= Dataset rows describing interfaces =
+++++
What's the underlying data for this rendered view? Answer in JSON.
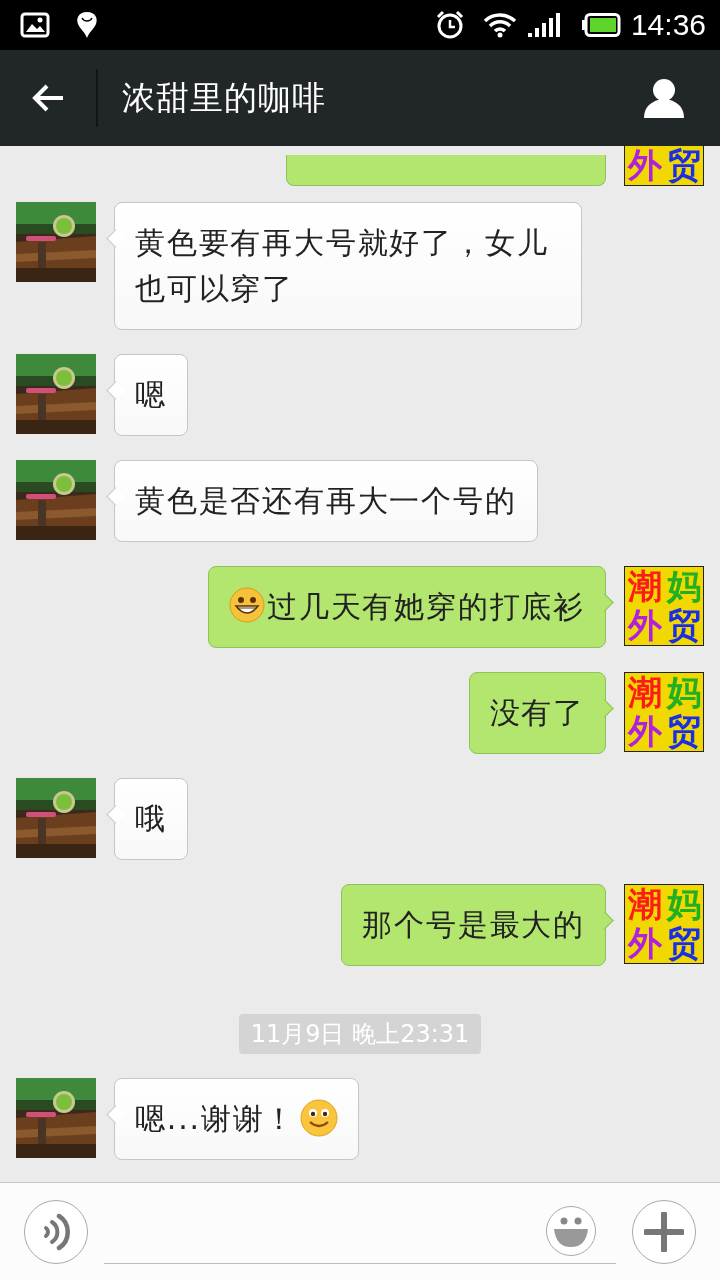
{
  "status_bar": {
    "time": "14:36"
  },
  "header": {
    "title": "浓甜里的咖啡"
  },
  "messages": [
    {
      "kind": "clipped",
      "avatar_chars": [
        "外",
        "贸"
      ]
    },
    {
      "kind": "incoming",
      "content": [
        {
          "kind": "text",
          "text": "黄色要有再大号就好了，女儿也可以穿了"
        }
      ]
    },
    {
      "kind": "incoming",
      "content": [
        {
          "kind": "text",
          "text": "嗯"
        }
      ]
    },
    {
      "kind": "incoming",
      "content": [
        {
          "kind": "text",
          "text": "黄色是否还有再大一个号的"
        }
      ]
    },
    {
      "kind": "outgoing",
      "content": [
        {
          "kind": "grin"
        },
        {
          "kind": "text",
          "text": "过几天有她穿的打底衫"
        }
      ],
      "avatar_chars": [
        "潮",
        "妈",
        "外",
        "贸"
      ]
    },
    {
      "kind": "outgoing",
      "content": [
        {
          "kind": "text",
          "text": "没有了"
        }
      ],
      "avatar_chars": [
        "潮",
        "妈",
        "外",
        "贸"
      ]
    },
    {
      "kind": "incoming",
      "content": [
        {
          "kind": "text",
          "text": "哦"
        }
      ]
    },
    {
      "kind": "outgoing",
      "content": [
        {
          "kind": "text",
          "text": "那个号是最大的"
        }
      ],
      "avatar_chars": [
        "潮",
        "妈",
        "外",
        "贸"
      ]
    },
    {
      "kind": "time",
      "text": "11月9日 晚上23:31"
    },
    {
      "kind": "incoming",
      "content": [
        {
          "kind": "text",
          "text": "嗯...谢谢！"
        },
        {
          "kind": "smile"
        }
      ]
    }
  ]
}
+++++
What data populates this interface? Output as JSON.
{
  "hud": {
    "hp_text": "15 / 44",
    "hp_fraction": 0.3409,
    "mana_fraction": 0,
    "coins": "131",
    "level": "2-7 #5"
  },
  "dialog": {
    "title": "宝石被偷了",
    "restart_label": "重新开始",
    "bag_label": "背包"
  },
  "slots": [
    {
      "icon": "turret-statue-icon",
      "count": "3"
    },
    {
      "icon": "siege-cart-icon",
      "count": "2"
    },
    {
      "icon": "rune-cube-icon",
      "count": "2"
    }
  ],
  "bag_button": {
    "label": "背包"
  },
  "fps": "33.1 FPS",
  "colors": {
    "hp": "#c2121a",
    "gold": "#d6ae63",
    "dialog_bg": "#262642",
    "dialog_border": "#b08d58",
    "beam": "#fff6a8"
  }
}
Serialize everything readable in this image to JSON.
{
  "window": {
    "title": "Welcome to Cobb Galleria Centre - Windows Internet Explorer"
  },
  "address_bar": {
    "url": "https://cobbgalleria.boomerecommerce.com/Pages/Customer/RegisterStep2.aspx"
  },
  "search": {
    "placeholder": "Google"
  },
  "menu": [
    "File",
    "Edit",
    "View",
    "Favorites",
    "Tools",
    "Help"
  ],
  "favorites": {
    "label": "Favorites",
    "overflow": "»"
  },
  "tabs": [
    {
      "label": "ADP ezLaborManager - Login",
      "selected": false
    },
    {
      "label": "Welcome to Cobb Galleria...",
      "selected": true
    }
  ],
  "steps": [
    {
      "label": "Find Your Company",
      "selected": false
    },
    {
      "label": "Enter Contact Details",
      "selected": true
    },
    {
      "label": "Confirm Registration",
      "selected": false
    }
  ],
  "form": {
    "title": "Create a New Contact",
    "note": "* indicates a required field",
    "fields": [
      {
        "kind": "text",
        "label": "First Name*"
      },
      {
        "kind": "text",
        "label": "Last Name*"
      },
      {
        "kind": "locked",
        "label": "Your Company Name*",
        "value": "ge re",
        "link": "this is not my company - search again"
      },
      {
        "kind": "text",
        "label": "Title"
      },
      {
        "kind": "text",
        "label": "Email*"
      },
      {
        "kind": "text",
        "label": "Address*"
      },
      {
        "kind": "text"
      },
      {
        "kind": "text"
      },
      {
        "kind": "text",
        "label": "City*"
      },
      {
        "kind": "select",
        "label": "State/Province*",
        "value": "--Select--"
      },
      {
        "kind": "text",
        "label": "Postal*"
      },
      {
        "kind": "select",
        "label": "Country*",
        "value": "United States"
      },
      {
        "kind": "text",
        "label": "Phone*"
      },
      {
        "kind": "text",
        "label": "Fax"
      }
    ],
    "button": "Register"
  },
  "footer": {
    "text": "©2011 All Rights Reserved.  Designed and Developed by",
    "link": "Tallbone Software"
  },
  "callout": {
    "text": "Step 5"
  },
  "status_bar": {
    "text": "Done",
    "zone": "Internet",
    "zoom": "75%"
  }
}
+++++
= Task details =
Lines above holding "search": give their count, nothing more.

= Task response =
2